EXERCISE DESCRIPTION: Across the records, how many lines contain "name"? Answer with the number alone.

━━━ RECORDS SHOWN

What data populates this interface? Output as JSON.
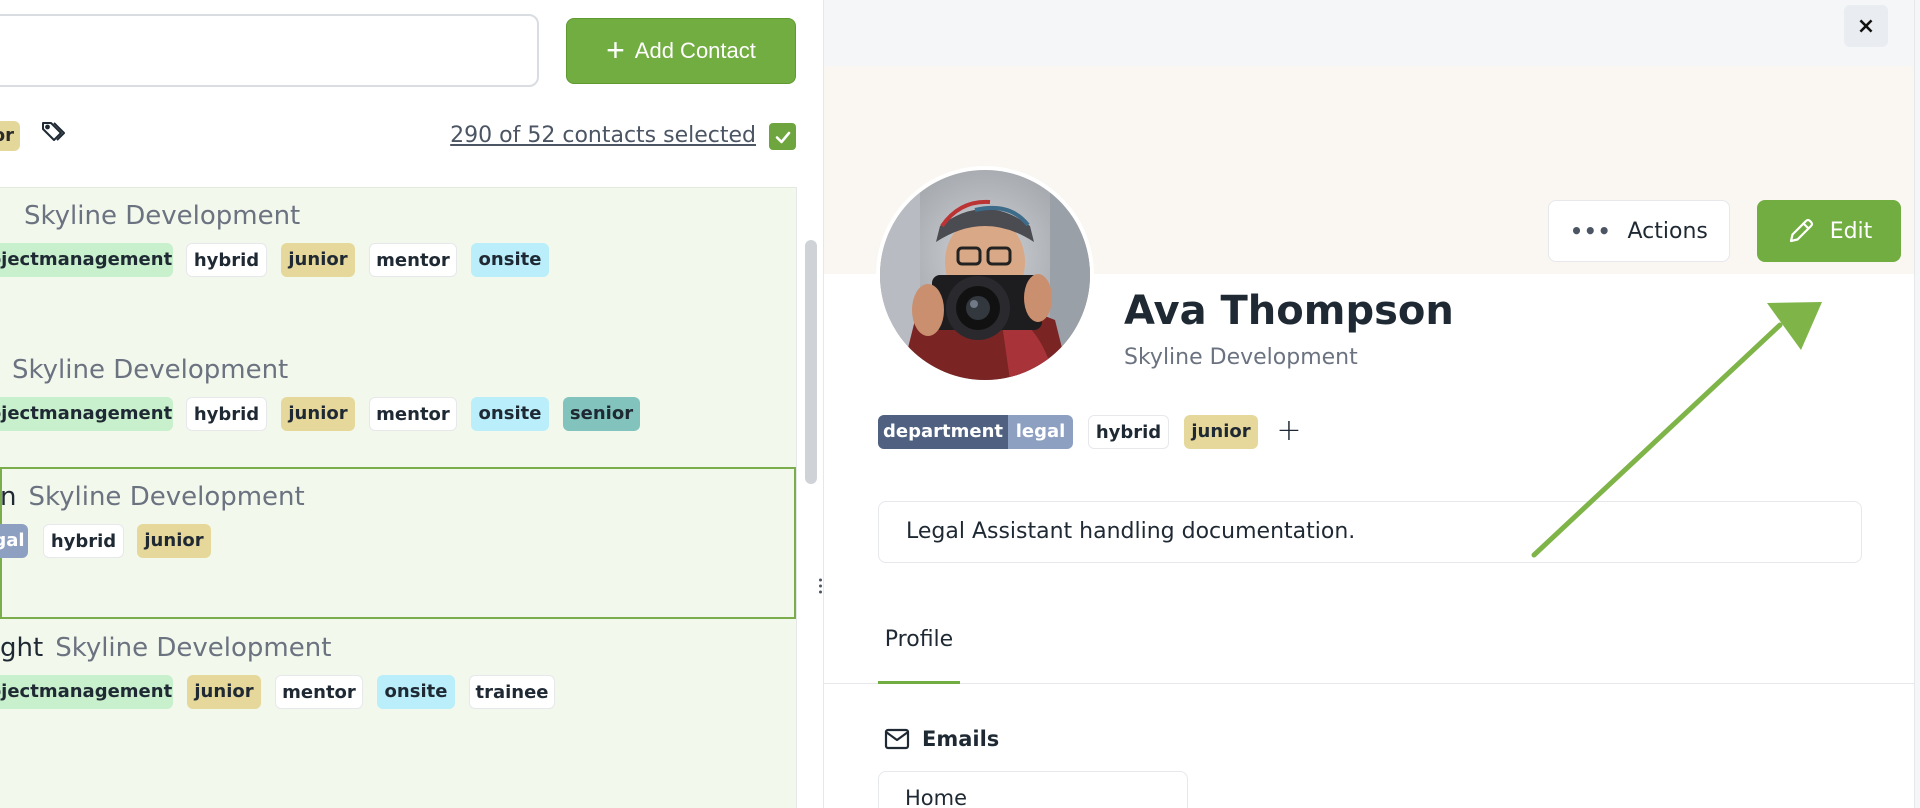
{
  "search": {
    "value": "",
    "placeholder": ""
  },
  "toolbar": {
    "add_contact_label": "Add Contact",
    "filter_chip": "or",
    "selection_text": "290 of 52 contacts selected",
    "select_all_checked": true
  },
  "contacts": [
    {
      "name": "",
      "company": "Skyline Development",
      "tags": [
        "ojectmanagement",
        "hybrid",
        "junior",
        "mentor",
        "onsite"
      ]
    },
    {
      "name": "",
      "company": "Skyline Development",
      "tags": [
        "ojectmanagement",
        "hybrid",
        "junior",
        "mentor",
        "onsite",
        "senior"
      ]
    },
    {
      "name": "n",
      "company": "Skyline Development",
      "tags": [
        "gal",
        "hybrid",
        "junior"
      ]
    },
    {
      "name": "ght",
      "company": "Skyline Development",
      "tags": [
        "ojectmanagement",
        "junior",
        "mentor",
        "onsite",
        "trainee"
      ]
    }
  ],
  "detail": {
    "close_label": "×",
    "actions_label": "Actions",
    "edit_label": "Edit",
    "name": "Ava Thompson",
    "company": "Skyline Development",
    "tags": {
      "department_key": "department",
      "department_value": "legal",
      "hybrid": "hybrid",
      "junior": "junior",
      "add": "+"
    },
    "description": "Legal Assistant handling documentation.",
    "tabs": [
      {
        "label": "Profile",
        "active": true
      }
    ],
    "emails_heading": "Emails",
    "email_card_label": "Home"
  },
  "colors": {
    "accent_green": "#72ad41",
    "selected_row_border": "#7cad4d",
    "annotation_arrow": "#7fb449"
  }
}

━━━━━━

TASK RESPONSE: 5